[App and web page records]
____________________

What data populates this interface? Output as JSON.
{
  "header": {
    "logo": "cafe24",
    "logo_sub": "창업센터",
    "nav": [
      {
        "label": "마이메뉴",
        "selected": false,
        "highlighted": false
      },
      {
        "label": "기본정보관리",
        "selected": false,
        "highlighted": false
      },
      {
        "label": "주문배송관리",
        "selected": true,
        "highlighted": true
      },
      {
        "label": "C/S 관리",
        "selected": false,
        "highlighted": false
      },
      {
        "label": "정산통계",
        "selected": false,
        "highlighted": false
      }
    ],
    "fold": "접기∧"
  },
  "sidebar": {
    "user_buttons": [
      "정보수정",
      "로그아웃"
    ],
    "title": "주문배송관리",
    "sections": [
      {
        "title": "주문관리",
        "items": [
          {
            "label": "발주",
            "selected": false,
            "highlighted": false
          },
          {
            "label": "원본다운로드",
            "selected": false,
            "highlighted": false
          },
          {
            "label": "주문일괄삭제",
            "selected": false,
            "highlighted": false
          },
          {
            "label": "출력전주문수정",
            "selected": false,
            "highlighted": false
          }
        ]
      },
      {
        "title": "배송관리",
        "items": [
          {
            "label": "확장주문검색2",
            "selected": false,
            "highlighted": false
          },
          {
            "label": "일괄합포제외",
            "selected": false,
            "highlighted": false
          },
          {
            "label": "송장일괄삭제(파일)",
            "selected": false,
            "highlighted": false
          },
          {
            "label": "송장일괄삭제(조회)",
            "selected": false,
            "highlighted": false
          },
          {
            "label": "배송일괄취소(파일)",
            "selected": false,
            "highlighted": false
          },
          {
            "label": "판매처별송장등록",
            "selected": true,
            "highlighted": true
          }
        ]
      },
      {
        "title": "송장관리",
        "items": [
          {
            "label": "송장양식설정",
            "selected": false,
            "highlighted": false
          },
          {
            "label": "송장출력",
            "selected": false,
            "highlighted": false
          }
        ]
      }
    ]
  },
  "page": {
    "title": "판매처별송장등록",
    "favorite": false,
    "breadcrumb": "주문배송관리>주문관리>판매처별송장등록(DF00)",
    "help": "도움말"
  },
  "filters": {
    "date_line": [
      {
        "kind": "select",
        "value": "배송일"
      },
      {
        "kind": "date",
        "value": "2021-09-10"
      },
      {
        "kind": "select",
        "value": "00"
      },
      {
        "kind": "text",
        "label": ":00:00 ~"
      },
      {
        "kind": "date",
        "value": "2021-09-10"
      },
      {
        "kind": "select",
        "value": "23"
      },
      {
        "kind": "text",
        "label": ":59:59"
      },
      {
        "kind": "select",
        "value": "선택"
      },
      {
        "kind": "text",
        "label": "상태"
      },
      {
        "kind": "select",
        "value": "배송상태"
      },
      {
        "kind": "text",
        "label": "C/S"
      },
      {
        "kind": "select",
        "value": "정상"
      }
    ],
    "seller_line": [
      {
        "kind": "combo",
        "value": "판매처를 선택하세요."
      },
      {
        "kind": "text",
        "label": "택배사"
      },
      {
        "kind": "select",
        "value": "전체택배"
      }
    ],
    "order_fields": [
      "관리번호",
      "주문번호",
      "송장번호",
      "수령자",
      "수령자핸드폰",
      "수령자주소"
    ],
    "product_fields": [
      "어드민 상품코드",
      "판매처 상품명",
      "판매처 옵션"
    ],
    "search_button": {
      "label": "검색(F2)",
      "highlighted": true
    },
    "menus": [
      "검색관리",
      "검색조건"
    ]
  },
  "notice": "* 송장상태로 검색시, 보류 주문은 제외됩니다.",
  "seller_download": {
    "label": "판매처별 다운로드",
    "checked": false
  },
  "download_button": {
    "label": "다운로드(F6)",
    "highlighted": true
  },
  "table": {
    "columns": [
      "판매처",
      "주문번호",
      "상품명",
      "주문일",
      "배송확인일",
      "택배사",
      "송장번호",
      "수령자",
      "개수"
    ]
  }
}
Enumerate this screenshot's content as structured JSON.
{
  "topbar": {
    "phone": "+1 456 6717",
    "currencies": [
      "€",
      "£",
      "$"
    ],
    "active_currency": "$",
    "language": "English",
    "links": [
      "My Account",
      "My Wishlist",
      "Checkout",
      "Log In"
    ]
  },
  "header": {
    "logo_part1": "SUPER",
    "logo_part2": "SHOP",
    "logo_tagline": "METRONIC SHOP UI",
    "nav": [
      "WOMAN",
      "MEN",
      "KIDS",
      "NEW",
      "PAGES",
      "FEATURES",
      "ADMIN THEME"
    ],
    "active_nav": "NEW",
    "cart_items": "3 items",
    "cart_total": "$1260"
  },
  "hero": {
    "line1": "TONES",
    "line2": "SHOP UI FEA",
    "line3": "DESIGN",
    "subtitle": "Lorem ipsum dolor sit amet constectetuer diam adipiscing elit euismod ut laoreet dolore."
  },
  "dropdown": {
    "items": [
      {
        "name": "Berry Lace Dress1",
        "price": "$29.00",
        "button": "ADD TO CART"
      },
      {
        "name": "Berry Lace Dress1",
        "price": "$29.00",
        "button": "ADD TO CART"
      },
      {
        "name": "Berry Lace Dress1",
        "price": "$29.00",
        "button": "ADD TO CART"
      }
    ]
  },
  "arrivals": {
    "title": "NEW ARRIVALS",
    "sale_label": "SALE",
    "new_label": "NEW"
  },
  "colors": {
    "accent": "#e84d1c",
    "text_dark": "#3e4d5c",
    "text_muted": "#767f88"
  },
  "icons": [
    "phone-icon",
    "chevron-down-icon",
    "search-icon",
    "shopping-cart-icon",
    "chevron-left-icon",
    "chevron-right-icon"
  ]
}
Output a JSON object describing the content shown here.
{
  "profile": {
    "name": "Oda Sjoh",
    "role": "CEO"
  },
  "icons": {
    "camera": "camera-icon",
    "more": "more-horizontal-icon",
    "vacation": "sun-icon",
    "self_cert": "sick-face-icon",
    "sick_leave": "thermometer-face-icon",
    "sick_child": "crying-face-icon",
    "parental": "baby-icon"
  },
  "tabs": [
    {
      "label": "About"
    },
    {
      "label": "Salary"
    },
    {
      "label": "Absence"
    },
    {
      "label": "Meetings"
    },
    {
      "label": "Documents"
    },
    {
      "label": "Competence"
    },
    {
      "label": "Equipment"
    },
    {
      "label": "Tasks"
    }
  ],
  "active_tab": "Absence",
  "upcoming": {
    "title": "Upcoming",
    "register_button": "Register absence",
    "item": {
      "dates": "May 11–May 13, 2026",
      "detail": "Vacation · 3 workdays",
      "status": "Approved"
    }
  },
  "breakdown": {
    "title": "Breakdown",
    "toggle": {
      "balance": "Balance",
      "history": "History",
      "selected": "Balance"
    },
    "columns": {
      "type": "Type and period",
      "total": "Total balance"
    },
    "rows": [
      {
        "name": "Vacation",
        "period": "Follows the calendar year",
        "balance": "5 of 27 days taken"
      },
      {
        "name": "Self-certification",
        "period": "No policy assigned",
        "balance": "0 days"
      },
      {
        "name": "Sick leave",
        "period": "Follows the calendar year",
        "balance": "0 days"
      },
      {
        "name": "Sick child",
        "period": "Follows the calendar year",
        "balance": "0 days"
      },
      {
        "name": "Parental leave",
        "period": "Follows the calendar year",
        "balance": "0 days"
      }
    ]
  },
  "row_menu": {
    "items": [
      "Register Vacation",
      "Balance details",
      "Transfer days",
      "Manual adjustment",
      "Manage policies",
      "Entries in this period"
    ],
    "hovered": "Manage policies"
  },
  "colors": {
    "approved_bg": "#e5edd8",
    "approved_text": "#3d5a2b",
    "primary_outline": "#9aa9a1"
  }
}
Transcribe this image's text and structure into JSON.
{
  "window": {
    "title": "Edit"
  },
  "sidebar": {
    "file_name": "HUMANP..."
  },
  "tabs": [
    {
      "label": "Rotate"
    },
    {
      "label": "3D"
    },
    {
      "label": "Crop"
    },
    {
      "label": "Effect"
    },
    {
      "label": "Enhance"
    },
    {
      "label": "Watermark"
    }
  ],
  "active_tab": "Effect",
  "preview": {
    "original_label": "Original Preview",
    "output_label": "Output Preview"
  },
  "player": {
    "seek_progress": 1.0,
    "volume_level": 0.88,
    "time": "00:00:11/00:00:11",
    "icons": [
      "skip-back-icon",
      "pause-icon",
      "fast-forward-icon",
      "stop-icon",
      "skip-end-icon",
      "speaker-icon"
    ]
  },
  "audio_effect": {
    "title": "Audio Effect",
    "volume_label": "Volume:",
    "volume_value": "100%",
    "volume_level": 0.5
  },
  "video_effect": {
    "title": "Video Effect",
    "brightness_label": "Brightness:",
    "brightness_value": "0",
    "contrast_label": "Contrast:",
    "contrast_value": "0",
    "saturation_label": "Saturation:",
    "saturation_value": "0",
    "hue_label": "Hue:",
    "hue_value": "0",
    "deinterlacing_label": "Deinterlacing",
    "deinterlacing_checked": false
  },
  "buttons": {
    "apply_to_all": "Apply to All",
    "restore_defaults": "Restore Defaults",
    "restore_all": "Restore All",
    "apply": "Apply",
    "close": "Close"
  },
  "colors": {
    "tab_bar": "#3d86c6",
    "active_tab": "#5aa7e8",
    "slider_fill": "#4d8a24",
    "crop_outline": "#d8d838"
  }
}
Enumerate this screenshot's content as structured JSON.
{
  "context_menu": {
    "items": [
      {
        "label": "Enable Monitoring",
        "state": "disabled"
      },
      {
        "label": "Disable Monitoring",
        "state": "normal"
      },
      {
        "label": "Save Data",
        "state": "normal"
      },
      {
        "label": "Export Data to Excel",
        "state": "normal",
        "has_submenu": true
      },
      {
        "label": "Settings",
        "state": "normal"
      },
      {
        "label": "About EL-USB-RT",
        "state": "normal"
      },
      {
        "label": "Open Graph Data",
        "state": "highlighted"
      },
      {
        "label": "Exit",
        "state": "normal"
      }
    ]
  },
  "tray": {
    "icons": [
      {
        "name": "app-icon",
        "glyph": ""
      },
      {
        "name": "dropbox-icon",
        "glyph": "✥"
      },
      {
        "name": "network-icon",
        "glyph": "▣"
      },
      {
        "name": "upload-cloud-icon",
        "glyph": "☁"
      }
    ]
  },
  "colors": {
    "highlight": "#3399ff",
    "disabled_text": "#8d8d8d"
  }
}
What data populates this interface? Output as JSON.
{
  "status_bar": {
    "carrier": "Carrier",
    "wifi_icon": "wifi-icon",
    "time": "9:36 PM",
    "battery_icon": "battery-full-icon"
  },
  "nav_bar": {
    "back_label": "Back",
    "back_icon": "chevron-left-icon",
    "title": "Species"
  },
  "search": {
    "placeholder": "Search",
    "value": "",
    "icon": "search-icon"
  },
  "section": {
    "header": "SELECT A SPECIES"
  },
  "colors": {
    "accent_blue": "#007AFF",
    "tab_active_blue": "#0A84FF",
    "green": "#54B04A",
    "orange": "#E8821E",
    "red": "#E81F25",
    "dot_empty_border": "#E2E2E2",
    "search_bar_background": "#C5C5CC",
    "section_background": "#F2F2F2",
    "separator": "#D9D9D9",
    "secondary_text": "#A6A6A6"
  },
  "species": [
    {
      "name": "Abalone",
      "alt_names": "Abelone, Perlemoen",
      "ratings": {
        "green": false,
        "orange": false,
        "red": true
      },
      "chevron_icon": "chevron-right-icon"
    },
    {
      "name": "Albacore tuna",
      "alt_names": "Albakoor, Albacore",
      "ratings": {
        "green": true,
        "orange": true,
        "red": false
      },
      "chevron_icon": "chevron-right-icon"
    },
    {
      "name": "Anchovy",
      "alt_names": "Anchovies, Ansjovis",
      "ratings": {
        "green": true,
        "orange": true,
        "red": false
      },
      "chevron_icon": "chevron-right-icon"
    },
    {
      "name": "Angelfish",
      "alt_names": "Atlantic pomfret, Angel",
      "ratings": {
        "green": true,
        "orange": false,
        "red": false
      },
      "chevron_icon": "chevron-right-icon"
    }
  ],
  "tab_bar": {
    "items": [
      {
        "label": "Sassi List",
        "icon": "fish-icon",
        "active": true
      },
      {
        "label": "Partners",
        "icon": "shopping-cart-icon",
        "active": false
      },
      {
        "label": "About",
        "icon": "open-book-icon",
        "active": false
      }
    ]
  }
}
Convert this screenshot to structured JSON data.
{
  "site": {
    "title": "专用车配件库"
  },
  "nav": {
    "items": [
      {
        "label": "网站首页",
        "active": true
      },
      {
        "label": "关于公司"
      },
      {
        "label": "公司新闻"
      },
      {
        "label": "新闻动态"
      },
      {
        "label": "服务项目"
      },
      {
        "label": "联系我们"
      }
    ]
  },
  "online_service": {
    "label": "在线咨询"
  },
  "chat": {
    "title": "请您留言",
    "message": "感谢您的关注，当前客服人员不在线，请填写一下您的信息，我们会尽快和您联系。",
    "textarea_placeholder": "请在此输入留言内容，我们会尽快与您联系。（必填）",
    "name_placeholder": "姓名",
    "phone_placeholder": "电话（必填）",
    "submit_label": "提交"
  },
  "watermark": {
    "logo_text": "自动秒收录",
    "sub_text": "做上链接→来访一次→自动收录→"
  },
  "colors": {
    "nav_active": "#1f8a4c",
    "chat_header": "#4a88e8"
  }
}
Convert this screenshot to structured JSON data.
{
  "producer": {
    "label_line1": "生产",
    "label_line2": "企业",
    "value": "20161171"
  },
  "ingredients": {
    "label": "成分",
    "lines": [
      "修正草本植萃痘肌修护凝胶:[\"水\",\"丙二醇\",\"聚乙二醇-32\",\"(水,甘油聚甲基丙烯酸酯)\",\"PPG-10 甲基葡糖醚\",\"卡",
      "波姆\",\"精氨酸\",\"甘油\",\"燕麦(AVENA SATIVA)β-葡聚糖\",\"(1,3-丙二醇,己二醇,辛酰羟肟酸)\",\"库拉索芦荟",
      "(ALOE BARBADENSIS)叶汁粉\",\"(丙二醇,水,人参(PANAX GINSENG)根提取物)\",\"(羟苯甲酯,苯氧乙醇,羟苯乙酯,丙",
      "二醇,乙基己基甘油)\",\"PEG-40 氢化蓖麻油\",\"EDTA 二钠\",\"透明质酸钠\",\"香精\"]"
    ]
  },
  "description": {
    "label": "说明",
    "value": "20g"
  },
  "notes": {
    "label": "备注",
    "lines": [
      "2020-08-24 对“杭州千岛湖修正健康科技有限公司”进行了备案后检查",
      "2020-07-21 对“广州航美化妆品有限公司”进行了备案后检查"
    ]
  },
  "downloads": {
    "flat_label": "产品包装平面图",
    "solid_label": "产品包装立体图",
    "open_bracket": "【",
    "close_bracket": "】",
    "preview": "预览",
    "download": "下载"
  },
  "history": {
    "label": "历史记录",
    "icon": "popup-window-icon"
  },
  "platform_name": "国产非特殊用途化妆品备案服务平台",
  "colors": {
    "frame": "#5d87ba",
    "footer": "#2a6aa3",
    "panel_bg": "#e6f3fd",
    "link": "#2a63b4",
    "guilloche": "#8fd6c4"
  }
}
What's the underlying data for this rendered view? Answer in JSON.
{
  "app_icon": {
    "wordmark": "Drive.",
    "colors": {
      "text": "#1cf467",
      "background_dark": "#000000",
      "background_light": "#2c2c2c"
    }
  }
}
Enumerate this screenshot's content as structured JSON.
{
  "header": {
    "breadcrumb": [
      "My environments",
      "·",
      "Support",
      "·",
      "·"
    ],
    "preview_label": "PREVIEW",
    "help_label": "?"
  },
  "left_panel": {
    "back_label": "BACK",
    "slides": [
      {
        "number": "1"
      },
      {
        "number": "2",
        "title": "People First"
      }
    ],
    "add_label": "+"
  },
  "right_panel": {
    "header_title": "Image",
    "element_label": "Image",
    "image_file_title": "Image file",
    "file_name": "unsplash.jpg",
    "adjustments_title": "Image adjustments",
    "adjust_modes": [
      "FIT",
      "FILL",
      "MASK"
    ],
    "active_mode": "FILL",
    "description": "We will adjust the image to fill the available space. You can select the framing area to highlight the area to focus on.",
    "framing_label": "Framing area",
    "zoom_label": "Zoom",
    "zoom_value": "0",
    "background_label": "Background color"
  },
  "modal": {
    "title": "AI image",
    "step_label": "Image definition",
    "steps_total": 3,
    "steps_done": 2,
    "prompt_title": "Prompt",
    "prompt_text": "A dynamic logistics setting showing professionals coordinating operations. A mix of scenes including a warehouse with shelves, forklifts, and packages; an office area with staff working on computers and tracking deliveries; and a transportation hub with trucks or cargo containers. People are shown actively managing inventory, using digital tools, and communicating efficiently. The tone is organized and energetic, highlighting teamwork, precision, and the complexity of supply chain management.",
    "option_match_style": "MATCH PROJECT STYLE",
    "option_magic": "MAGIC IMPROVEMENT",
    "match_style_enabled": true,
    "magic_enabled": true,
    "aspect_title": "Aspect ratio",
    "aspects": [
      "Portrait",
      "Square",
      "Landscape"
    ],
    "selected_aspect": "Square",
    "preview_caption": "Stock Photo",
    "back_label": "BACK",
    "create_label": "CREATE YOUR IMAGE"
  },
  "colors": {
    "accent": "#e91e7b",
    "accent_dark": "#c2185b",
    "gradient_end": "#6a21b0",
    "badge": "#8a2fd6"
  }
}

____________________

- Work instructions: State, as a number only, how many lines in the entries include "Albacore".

- Reply to the exercise: 2